Return the records that follow, unchanged and complete.

◆ ◆ ◆ ◆ ◆ ◆ ◆

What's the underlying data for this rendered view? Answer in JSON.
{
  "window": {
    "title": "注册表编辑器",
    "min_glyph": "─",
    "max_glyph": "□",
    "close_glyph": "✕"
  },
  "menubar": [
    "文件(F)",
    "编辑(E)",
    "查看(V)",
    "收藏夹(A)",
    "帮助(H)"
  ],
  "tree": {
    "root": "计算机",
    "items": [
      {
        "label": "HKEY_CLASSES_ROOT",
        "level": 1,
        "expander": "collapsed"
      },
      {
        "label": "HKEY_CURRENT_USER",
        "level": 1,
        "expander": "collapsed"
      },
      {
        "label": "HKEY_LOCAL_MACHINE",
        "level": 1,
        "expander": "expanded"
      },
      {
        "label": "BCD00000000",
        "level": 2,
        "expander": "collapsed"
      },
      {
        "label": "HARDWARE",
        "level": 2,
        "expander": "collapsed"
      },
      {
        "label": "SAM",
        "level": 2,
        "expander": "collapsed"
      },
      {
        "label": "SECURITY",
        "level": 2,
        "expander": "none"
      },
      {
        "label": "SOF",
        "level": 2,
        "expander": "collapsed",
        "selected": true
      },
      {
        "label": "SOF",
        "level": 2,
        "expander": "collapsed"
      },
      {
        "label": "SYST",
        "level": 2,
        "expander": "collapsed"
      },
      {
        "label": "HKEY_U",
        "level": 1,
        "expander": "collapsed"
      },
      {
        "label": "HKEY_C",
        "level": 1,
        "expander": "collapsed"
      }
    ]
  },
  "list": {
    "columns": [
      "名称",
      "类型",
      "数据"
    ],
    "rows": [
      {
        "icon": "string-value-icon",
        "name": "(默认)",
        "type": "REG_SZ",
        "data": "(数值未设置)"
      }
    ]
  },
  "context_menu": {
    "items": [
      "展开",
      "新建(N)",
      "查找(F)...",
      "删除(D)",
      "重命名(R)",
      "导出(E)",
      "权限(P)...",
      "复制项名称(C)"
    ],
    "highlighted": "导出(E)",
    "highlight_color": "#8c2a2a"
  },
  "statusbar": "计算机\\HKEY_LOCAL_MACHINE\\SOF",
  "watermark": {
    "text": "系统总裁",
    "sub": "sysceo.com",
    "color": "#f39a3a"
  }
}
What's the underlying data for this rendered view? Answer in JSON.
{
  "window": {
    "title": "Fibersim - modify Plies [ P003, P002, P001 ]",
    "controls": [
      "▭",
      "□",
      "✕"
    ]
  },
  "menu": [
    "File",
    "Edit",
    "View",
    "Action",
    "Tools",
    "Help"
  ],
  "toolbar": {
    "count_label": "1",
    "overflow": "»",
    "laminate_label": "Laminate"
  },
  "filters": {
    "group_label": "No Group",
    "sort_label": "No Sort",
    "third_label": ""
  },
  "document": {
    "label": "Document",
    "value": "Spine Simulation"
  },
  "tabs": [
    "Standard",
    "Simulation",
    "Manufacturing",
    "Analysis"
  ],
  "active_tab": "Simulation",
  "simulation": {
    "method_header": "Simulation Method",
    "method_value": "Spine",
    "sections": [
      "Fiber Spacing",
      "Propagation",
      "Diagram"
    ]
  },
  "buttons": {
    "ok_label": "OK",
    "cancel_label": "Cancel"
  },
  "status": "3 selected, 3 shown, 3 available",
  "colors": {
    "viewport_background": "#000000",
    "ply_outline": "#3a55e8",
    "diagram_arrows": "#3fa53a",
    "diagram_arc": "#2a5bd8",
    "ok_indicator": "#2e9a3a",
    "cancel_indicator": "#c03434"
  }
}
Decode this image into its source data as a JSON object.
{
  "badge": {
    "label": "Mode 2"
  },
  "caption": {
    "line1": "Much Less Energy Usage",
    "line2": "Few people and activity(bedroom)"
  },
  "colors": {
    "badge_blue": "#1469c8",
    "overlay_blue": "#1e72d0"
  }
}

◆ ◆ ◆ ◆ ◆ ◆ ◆

Your solution:
What's the underlying data for this rendered view? Answer in JSON.
{
  "window": {
    "title": "注册表编辑器",
    "min_glyph": "─",
    "max_glyph": "□",
    "close_glyph": "✕"
  },
  "menubar": [
    "文件(F)",
    "编辑(E)",
    "查看(V)",
    "收藏夹(A)",
    "帮助(H)"
  ],
  "tree": {
    "root": "计算机",
    "items": [
      {
        "label": "HKEY_CLASSES_ROOT",
        "level": 1,
        "expander": "collapsed"
      },
      {
        "label": "HKEY_CURRENT_USER",
        "level": 1,
        "expander": "collapsed"
      },
      {
        "label": "HKEY_LOCAL_MACHINE",
        "level": 1,
        "expander": "expanded"
      },
      {
        "label": "BCD00000000",
        "level": 2,
        "expander": "collapsed"
      },
      {
        "label": "HARDWARE",
        "level": 2,
        "expander": "collapsed"
      },
      {
        "label": "SAM",
        "level": 2,
        "expander": "collapsed"
      },
      {
        "label": "SECURITY",
        "level": 2,
        "expander": "none"
      },
      {
        "label": "SOF",
        "level": 2,
        "expander": "collapsed",
        "selected": true
      },
      {
        "label": "SOF",
        "level": 2,
        "expander": "collapsed"
      },
      {
        "label": "SYST",
        "level": 2,
        "expander": "collapsed"
      },
      {
        "label": "HKEY_U",
        "level": 1,
        "expander": "collapsed"
      },
      {
        "label": "HKEY_C",
        "level": 1,
        "expander": "collapsed"
      }
    ]
  },
  "list": {
    "columns": [
      "名称",
      "类型",
      "数据"
    ],
    "rows": [
      {
        "icon": "string-value-icon",
        "name": "(默认)",
        "type": "REG_SZ",
        "data": "(数值未设置)"
      }
    ]
  },
  "context_menu": {
    "items": [
      "展开",
      "新建(N)",
      "查找(F)...",
      "删除(D)",
      "重命名(R)",
      "导出(E)",
      "权限(P)...",
      "复制项名称(C)"
    ],
    "highlighted": "导出(E)",
    "highlight_color": "#8c2a2a"
  },
  "statusbar": "计算机\\HKEY_LOCAL_MACHINE\\SOF",
  "watermark": {
    "text": "系统总裁",
    "sub": "sysceo.com",
    "color": "#f39a3a"
  }
}
What's the underlying data for this rendered view? Answer in JSON.
{
  "window": {
    "title": "Fibersim - modify Plies [ P003, P002, P001 ]",
    "controls": [
      "▭",
      "□",
      "✕"
    ]
  },
  "menu": [
    "File",
    "Edit",
    "View",
    "Action",
    "Tools",
    "Help"
  ],
  "toolbar": {
    "count_label": "1",
    "overflow": "»",
    "laminate_label": "Laminate"
  },
  "filters": {
    "group_label": "No Group",
    "sort_label": "No Sort",
    "third_label": ""
  },
  "document": {
    "label": "Document",
    "value": "Spine Simulation"
  },
  "tabs": [
    "Standard",
    "Simulation",
    "Manufacturing",
    "Analysis"
  ],
  "active_tab": "Simulation",
  "simulation": {
    "method_header": "Simulation Method",
    "method_value": "Spine",
    "sections": [
      "Fiber Spacing",
      "Propagation",
      "Diagram"
    ]
  },
  "buttons": {
    "ok_label": "OK",
    "cancel_label": "Cancel"
  },
  "status": "3 selected, 3 shown, 3 available",
  "colors": {
    "viewport_background": "#000000",
    "ply_outline": "#3a55e8",
    "diagram_arrows": "#3fa53a",
    "diagram_arc": "#2a5bd8",
    "ok_indicator": "#2e9a3a",
    "cancel_indicator": "#c03434"
  }
}
Decode this image into its source data as a JSON object.
{
  "badge": {
    "label": "Mode 2"
  },
  "caption": {
    "line1": "Much Less Energy Usage",
    "line2": "Few people and activity(bedroom)"
  },
  "colors": {
    "badge_blue": "#1469c8",
    "overlay_blue": "#1e72d0"
  }
}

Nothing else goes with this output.